▶ [Assignment] Please return every line in the following data that includes the string "Digital".

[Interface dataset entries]
┌──
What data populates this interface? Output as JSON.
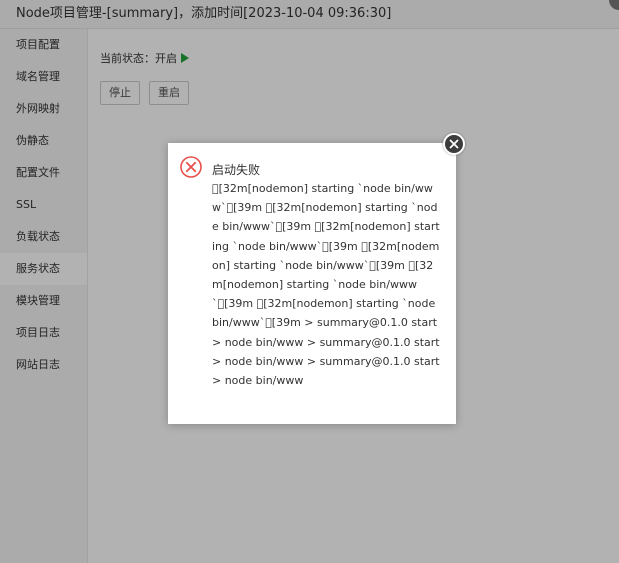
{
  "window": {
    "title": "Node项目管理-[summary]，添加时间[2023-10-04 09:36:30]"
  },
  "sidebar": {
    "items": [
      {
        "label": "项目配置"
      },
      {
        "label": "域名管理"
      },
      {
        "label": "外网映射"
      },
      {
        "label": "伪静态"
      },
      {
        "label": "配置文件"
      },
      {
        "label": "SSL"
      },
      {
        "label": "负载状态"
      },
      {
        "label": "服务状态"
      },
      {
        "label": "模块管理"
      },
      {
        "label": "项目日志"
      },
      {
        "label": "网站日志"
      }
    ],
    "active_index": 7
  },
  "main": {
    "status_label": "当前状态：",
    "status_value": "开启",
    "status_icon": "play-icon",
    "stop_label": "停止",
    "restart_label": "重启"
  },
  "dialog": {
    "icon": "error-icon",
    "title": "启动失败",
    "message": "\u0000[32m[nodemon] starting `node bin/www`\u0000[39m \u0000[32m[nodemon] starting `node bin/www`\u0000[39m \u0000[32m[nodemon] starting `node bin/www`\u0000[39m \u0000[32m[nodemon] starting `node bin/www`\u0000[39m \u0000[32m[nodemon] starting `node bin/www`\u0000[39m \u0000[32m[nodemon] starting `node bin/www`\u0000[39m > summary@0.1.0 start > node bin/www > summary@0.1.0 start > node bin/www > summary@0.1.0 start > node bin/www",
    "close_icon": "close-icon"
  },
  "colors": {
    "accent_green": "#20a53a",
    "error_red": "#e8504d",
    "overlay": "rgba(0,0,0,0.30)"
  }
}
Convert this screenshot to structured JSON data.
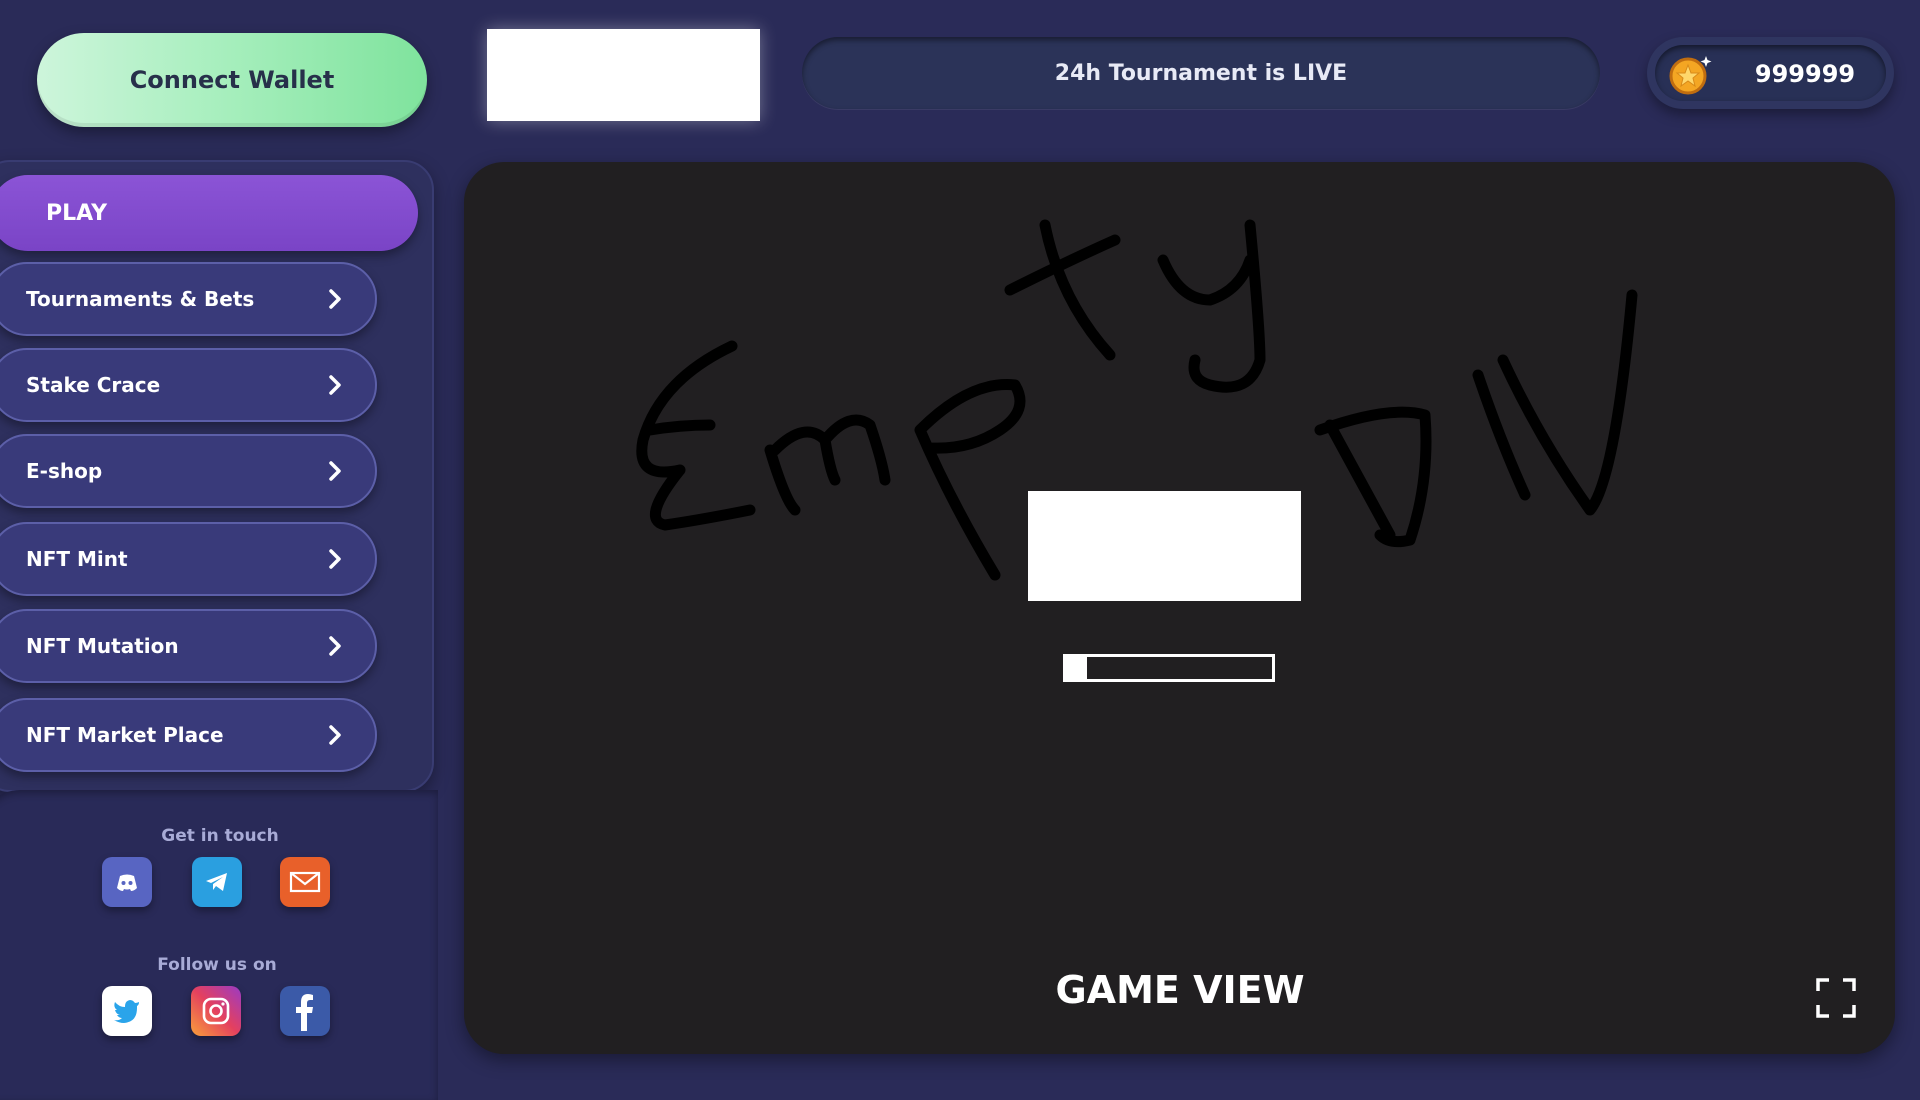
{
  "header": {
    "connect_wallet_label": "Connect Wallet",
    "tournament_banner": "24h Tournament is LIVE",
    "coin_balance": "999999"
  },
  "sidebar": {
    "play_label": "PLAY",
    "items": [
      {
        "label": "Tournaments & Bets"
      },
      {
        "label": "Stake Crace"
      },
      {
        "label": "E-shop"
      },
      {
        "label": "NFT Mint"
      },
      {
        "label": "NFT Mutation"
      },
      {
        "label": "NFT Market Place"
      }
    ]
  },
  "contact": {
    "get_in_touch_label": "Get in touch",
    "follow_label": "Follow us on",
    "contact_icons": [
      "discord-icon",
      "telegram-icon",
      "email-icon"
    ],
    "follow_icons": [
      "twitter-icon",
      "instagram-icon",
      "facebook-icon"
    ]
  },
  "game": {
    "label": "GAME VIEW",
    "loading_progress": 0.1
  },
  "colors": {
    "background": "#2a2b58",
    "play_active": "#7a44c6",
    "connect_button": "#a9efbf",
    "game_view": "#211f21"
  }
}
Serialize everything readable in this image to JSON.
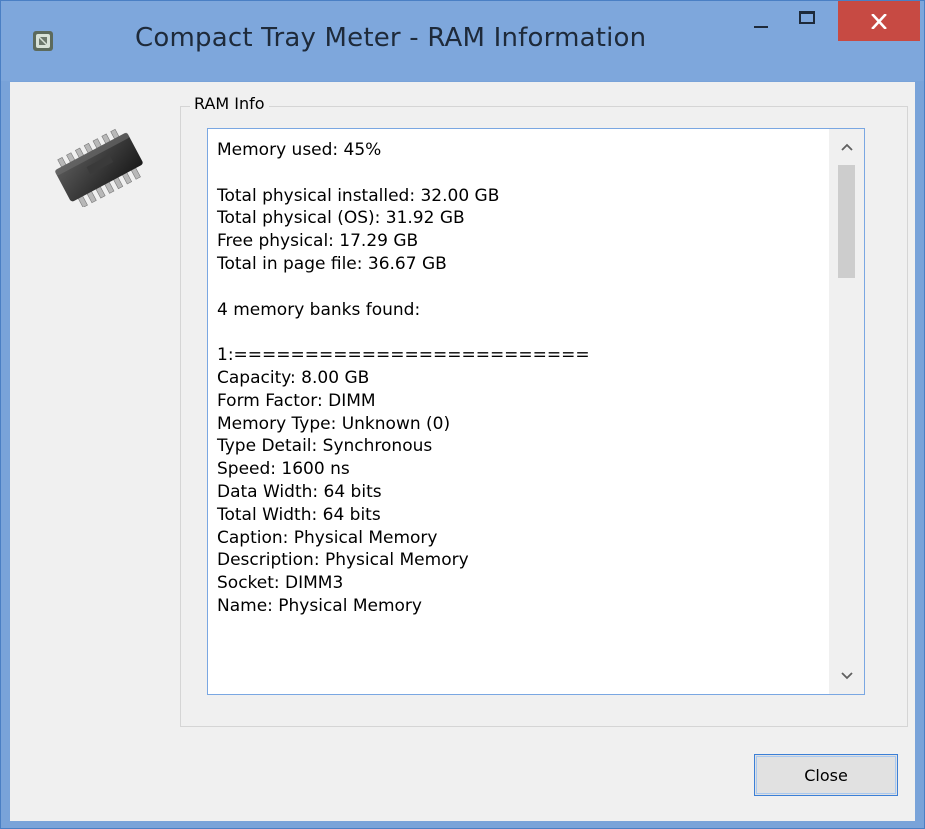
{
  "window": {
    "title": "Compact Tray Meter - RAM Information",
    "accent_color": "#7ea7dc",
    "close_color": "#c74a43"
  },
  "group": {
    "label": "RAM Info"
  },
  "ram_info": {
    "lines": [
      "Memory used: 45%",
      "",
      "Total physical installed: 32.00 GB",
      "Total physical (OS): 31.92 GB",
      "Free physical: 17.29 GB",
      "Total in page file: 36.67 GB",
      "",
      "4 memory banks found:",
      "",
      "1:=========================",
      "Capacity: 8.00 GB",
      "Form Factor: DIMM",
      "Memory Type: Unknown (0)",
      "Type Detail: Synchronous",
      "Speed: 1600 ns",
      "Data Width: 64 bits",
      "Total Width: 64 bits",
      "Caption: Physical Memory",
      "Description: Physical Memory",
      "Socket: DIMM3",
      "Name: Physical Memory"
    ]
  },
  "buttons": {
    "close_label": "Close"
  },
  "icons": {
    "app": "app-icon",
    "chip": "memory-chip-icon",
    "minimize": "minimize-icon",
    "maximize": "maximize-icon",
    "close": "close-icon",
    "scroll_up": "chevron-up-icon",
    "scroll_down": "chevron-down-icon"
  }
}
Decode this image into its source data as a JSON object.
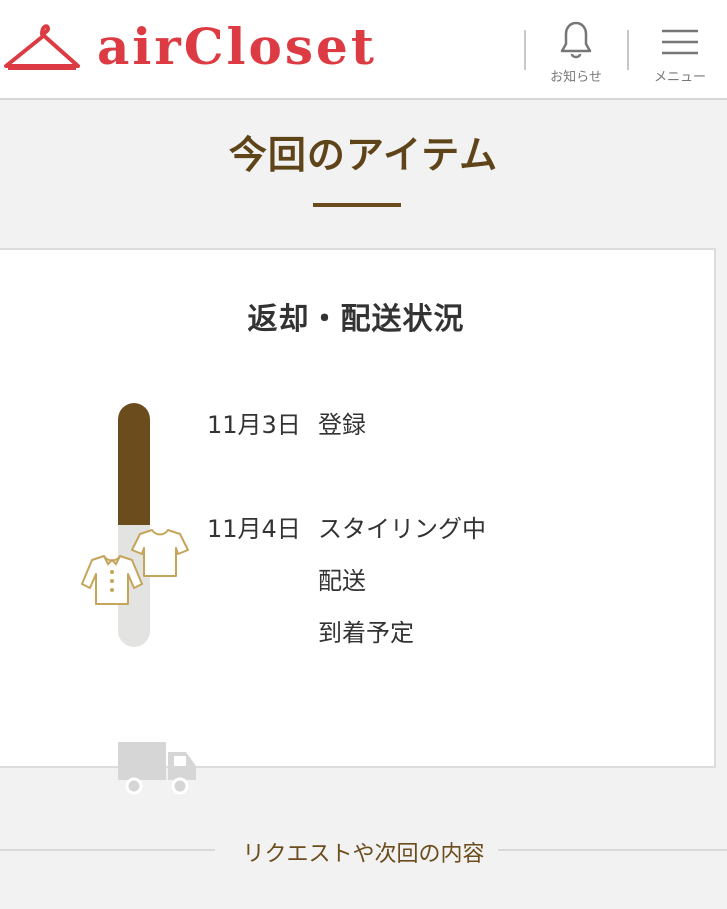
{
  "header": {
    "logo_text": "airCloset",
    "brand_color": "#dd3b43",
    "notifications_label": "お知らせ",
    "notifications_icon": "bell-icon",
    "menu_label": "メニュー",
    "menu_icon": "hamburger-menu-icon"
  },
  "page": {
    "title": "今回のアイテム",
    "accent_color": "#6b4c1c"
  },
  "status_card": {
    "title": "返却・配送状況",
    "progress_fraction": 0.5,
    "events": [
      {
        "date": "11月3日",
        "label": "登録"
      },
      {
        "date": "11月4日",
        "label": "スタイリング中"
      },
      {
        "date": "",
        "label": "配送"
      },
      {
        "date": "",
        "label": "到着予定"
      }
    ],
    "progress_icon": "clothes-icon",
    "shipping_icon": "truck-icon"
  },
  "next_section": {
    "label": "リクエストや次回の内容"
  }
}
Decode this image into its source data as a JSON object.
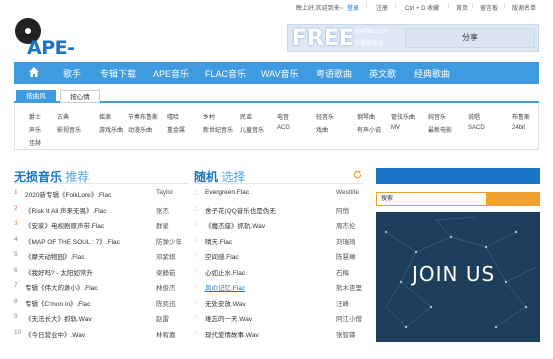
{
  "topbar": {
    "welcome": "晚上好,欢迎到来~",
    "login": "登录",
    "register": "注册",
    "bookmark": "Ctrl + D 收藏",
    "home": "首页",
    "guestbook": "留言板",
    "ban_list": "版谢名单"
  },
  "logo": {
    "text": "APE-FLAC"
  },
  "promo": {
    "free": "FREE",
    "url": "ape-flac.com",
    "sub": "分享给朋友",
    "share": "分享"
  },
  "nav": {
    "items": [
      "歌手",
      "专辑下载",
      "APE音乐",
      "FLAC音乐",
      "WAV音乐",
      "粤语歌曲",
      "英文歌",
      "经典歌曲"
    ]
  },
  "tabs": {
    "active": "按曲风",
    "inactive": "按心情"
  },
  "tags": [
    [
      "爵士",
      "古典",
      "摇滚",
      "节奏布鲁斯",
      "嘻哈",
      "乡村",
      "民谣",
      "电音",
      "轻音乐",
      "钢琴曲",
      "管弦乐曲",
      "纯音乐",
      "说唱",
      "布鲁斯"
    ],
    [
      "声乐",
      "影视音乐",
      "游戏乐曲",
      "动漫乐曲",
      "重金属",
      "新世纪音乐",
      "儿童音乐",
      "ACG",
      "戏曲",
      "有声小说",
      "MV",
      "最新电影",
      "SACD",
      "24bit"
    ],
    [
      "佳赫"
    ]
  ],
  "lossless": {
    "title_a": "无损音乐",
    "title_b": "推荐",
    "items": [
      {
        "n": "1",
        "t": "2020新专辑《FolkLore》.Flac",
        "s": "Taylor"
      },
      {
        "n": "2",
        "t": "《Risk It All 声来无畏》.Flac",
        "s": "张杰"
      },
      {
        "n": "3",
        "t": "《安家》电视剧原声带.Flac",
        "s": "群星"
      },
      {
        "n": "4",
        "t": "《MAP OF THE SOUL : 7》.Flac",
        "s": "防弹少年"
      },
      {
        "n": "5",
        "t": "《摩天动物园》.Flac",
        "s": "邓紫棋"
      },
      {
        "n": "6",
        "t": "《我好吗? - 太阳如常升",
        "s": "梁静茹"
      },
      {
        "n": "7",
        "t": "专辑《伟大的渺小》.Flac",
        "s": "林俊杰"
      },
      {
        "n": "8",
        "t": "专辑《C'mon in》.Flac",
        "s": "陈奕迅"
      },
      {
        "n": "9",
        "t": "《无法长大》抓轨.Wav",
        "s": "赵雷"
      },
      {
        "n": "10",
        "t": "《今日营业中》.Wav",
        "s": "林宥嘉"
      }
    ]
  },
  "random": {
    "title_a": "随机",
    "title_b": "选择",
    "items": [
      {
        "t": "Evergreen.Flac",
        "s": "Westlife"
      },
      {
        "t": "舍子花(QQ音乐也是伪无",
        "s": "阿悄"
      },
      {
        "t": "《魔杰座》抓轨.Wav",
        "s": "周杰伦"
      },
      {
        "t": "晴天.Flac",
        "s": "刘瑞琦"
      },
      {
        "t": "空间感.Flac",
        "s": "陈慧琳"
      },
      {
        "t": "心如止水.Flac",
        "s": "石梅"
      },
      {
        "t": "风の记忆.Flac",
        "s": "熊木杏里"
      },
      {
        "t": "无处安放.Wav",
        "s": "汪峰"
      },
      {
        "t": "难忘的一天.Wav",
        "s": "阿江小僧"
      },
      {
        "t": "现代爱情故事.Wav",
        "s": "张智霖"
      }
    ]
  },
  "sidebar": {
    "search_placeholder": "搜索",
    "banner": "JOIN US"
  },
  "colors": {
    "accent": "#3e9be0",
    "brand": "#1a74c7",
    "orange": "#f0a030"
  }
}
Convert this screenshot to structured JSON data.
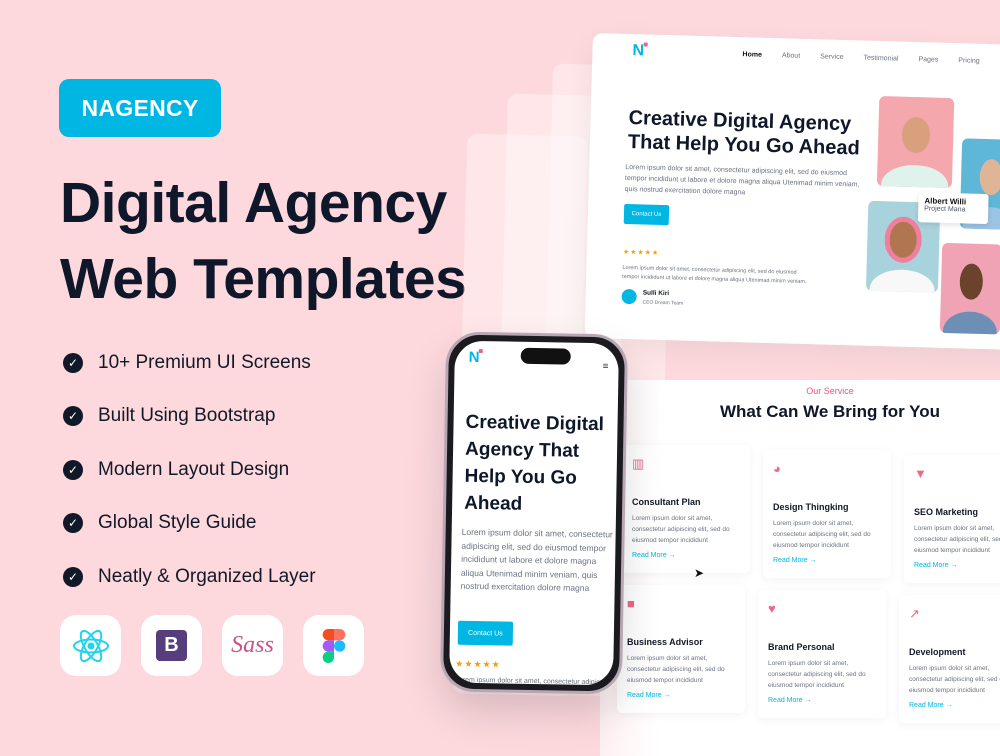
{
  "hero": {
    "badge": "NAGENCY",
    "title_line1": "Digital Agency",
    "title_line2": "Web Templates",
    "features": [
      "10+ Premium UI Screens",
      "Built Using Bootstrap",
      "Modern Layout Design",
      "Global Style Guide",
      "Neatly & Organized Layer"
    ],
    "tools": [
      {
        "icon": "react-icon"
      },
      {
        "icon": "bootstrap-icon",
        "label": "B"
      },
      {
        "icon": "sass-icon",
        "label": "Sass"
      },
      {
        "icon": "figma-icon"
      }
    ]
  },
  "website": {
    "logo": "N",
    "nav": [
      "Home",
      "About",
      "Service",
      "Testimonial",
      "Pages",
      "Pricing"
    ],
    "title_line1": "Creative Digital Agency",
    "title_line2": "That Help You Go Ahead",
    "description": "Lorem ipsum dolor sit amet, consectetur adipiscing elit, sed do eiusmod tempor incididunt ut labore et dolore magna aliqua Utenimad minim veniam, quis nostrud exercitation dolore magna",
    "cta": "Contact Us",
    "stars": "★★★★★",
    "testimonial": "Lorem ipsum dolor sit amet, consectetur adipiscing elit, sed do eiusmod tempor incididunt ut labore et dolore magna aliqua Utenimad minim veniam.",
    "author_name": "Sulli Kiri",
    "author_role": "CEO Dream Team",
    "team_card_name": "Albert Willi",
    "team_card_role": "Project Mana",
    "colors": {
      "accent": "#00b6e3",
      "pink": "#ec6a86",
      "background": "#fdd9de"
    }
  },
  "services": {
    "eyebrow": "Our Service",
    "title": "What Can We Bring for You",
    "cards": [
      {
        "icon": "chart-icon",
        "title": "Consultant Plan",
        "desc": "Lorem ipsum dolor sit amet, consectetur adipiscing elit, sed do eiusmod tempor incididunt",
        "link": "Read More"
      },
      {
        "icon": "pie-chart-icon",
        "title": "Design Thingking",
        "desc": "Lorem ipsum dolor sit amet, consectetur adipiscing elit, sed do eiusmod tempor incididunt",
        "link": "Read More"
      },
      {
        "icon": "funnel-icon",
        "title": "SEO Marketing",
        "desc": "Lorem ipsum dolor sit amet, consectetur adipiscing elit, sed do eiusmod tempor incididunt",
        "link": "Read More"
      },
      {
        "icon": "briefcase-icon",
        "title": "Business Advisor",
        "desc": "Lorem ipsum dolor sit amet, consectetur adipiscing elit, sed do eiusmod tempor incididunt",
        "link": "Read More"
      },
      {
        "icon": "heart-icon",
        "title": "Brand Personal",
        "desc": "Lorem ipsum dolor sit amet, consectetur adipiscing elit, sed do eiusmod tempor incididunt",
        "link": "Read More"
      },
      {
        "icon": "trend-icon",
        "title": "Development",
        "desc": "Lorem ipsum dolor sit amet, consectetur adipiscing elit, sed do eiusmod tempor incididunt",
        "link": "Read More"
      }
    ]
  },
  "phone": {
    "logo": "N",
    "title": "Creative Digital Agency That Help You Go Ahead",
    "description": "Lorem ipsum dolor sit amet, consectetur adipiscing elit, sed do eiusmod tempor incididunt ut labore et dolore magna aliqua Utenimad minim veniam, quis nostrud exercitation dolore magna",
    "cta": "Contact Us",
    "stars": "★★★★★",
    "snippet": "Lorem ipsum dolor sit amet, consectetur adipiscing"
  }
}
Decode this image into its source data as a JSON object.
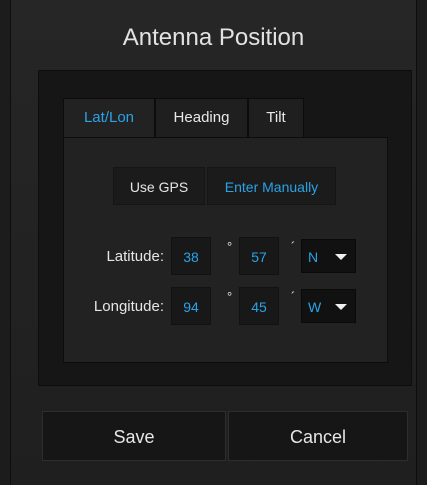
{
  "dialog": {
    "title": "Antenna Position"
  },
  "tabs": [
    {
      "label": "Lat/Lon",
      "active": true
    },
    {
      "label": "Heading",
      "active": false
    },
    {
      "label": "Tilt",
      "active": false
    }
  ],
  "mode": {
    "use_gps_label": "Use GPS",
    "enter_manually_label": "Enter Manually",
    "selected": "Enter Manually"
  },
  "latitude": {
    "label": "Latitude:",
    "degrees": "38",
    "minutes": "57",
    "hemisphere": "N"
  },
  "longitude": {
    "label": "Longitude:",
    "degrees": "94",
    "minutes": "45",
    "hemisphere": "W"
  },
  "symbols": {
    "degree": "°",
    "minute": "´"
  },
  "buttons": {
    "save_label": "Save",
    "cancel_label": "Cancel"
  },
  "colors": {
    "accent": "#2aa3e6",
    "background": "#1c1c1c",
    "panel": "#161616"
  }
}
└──
▶ [Written reply]
    "title_line1": "Digital Agency",
    "title_line1": "Creative Digital Agency",
    "title": "Creative Digital Agency That Help You Go Ahead",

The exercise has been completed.